WASHINGTON (Reuters) - The U.S. Supreme Court on Thursday sided with a death row inmate in a ruling warning of the hazards of judicial bias, slamming Pennsylvania's former chief justice for not stepping aside in a murder case in which he earlier had served as a prosecutor.

The court's 5-3 decision gave Terrance Williams, convicted in the 1984 bludgeoning murder of a 56-year-old man in Philadelphia, a fresh chance to challenge his death sentence before the state's top court due to now-retired judge Ronald Castille's actions.

"Where a judge has had an earlier significant, personal involvement as a prosecutor in a critical decision in the defendant's case, the risk of actual bias in the judicial proceeding rises to an unconstitutional level," Justice Anthony Kennedy wrote in the ruling.

Castille, a Republican, served as Philadelphia's district attorney and authorized seeking the death penalty against Williams. When Castille later pursued election to the state Supreme Court, he ran ads touting his record of sending 45 people including Williams to death row. He became Pennsylvania's chief justice and served on the state Supreme Court when it affirmed the death sentence given to Williams.

"Today, Terry Williams comes one step closer to the new, fair sentencing hearing he deserves," said his lawyer, Shawn Nolan.

Lawyers for Williams, a former star high school quarterback who was 18 at the time of the crime, introduced evidence during the appeals process that he had been sexually abused by the man he killed, a church deacon. A lower court then found that prosecutors working for Castille had withheld evidence about the man's sexual abuse of boys.

In 2014, Castille and the other Pennsylvania Supreme Court justices unanimously reinstated the death penalty against Williams after a judge had thrown out the sentence due to the prosecutorial misconduct.

Castille, first elected to the state's high court in 1993, had refused a request by Williams' lawyers to recuse himself.

The U.S. Supreme Court reversed the state's court decision, giving Williams a new hearing before that court to challenge his death sentence.


The ruling made clear to judges that they have to be aware of the potential for the appearance of bias.

"They should think twice about whether the public rather than themselves would consider them neutral or impartial in any given case," said Matt Menendez, a lawyer with the Brennan Center for Justice, a legal think tank in New York.

Kennedy wrote that the U.S. Constitution's "due process guarantee that 'no man can be a judge in his own case' would have little substance if it did not disqualify a former prosecutor from sitting in judgment of a prosecution in which he or she had made a critical decision."

Kennedy was joined by the court's four liberals in the ruling, with conservative justices John Roberts, Clarence Thomas and Samuel Alito dissenting.

"The majority opinion rests on proverb rather than precedent," Roberts wrote in his dissenting opinion.

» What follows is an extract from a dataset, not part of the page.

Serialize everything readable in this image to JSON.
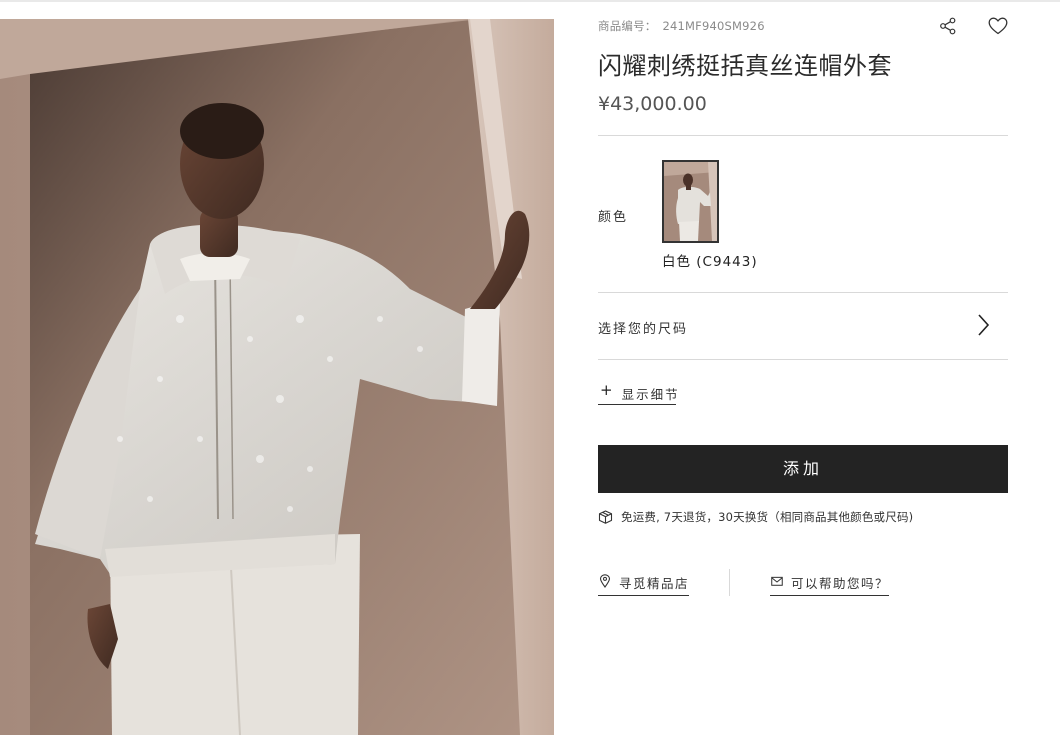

Speaking to the Philadelphia Inquirer after the ruling, Castille downplayed his role in Williams' prosecution, saying it was "merely procedural." Castille expressed surprise at Kennedy joining the liberal justices in the majority. "He usually understands these criminal justice cases," Castille said.

The decision had echoes of a 2009 ruling Kennedy authored in which the court ruled that a West Virginia appeals court judge should have recused himself in a case in which one of the parties had contributed $3 million to his election campaign.

Pennsylvania currently has a death penalty moratorium imposed by Governor Tom Wolf.

(Reporting by Lawrence Hurley; Editing by Will Dunham)